And when the black woman brought it to his attention, for the first time, he saw it. And I’ll bet that from now on, when he looks in the mirror, he sees a white, middle-aged, straight man. Not just a human being.
It wasn’t just that he didn’t see them. He didn’t see HIMSELF either. He was invisible to himself.
On Quora, there was a woman who talked about how she taught a class which was all black kids, and she was white. She was subbing. To get them to write, she had them do the “20 Things About Me” exercise. Every single one of them wrote down “black” as one of the words to identify themselves. They wanted to hear her list.
“White” was not on her list. Why? Because being white is invisible to whites. Just like being male is invisible to males. It took her a long, long time to get it across to them that no, she doesn’t think about being white all the time. (What finally did it was when she asked them if any of them had put down a sexual orientation and all the straight kids in the room went “Ohhhhh….”)
I told my students today that it is my job to make them uncomfortable. And part of the way I’m going to make them uncomfortable is to see things they didn’t see before. To look at things they may not want to look at. To view the world through their neighbor’s eyes. Or their enemy’s eyes.

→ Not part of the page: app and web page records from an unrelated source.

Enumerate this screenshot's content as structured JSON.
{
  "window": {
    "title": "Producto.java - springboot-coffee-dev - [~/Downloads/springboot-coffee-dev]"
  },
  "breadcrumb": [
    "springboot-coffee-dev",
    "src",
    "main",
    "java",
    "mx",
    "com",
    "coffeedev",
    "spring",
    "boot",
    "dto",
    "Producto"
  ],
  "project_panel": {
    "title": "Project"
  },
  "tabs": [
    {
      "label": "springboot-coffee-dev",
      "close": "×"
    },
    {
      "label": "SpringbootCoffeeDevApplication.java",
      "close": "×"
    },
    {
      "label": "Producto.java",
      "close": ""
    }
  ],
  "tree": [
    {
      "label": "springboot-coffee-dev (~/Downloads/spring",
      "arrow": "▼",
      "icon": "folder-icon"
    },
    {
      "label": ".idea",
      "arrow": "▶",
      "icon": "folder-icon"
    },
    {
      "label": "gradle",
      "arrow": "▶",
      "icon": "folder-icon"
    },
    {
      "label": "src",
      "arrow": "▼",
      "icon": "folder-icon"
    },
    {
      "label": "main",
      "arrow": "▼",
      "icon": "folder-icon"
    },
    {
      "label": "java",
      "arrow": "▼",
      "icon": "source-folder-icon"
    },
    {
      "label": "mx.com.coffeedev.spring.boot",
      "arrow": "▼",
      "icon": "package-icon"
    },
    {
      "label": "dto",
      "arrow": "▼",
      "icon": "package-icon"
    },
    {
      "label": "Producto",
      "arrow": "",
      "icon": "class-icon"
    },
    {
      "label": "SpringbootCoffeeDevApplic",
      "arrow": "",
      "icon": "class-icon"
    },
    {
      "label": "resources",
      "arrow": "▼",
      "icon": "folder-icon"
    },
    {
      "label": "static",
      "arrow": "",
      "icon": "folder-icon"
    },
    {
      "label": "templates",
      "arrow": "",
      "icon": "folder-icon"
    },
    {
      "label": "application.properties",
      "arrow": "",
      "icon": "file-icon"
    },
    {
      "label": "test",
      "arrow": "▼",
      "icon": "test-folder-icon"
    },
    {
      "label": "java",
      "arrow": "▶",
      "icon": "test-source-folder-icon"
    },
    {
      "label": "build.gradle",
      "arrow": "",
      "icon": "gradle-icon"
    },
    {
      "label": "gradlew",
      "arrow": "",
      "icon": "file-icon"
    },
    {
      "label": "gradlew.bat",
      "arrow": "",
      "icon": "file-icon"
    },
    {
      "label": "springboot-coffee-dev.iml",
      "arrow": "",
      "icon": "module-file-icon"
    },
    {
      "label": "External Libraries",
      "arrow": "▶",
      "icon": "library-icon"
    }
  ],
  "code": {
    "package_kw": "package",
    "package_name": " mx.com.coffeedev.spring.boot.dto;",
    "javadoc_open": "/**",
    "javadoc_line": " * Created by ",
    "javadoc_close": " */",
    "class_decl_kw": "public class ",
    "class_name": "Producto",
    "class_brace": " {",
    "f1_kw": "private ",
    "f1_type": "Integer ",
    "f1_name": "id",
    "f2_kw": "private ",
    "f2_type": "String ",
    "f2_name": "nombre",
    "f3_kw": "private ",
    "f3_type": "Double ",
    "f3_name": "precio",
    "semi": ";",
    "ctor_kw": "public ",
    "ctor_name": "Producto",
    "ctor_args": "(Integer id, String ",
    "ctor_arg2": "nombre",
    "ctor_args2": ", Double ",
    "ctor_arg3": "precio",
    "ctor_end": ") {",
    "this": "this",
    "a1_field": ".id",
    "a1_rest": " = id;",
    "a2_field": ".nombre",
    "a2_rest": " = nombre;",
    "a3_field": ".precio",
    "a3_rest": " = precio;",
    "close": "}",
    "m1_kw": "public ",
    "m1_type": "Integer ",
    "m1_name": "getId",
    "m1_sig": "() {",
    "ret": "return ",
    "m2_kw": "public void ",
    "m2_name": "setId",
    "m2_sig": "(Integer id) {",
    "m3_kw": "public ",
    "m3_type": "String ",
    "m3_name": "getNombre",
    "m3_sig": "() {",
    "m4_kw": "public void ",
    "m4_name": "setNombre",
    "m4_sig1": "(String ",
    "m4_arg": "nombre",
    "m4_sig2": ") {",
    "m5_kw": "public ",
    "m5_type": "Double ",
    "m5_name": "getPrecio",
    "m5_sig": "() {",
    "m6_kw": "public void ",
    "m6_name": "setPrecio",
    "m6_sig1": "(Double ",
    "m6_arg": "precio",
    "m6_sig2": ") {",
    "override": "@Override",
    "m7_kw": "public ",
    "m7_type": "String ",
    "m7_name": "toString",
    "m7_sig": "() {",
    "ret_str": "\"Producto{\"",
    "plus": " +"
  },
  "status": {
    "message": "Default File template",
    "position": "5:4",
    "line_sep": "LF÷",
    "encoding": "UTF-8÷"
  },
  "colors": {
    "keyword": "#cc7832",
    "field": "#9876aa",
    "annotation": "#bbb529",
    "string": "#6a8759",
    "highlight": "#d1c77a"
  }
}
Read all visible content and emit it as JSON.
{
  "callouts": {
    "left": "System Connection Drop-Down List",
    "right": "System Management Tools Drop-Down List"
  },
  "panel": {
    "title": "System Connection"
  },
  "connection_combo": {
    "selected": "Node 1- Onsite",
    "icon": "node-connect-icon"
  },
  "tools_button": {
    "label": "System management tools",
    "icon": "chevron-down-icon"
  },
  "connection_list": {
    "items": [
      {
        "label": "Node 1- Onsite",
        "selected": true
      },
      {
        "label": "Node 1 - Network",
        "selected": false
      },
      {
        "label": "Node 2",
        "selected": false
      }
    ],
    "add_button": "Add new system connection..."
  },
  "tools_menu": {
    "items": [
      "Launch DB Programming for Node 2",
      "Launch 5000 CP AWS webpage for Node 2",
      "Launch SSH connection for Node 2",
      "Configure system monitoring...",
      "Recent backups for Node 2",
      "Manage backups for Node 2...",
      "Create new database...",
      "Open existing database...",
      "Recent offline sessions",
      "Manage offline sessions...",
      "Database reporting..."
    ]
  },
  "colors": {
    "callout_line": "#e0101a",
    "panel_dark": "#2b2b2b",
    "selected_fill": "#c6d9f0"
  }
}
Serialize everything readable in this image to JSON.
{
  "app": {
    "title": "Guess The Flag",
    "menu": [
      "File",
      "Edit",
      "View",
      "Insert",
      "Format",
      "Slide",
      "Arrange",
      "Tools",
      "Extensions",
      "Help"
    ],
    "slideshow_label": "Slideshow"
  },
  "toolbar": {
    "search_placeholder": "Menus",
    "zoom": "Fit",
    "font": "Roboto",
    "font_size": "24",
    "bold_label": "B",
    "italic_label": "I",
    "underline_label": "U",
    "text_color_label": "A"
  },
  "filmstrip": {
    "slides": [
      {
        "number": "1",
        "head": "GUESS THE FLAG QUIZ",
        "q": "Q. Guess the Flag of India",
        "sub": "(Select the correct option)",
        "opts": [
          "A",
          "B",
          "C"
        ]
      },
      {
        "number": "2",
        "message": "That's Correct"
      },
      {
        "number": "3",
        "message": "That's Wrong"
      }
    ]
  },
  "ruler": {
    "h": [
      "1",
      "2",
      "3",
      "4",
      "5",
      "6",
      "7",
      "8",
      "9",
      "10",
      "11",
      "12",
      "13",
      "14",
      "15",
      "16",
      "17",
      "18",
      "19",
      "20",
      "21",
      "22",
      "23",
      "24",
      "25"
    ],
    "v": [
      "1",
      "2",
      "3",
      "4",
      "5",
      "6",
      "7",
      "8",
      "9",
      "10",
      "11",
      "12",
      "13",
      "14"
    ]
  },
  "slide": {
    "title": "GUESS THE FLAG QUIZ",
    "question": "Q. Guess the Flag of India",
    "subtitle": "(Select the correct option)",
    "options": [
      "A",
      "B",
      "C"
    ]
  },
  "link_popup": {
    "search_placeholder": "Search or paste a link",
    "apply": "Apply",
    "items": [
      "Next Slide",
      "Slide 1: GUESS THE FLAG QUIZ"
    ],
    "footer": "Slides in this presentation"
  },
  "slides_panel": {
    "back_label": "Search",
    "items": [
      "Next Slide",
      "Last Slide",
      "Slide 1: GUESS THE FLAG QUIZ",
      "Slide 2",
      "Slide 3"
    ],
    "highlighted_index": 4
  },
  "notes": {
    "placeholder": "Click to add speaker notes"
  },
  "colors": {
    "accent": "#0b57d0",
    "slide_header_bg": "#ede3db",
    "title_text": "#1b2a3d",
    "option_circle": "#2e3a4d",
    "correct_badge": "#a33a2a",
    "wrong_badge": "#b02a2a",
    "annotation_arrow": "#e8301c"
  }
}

It’s also my job to make them see the things that, right now, are invisible to them. To notice things that they may not see or want to see.
My black students have things to teach me about what I do and do not see. My Latino/a students do too. But they also have things to teach each other.
When you looked in the mirror this morning, what did you see? Because when I did, I didn’t see a white man. I saw a Jewish gay man. I saw my differences – not my privileges.
But I see the white man now, too.
Look in the mirror. Really see what’s there.
Now look at someone else, and see what’s really there.
Tzedek, tzedek tirdof – but we have to see in order to pursue justice.